— Your assignment —
Using the records that follow, copy every line containing the word "file".

Excerpts from an interface dataset
=== Begin Enclosure ===
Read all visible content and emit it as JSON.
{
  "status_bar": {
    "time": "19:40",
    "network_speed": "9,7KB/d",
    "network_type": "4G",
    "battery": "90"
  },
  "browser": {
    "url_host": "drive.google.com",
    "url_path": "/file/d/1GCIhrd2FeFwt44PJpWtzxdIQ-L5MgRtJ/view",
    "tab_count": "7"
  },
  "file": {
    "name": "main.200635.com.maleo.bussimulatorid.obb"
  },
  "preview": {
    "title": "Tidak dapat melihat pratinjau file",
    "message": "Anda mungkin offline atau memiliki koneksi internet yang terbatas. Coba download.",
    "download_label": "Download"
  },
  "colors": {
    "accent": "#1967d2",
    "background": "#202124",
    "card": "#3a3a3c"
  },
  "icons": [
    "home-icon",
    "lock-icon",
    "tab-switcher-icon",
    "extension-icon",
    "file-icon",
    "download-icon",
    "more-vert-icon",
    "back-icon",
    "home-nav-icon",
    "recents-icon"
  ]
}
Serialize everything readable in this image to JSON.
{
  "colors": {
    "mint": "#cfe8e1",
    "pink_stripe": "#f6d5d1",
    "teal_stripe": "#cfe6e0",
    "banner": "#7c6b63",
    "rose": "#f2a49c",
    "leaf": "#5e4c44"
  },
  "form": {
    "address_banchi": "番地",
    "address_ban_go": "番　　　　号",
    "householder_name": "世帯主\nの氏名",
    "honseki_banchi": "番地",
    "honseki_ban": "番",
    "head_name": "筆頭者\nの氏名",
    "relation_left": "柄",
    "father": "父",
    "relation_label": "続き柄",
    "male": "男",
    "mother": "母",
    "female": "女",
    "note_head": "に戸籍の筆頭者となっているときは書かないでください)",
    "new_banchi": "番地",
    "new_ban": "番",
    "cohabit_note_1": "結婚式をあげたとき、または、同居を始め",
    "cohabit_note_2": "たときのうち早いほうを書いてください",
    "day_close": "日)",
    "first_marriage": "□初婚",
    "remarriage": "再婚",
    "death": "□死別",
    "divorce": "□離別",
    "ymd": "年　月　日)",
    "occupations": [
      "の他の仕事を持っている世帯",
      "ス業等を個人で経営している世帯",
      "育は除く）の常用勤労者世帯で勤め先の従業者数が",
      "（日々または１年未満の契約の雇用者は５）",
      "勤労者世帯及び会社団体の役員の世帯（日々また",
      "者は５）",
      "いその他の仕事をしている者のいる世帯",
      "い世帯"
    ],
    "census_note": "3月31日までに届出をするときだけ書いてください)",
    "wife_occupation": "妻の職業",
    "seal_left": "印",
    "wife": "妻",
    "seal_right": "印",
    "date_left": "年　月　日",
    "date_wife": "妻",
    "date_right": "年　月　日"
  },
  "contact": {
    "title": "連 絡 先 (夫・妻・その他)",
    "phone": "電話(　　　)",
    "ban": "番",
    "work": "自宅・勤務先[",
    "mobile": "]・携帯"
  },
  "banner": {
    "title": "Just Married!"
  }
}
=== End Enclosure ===
— Problem solution —
    "url_path": "/file/d/1GCIhrd2FeFwt44PJpWtzxdIQ-L5MgRtJ/view",
  "file": {
    "title": "Tidak dapat melihat pratinjau file",
    "file-icon",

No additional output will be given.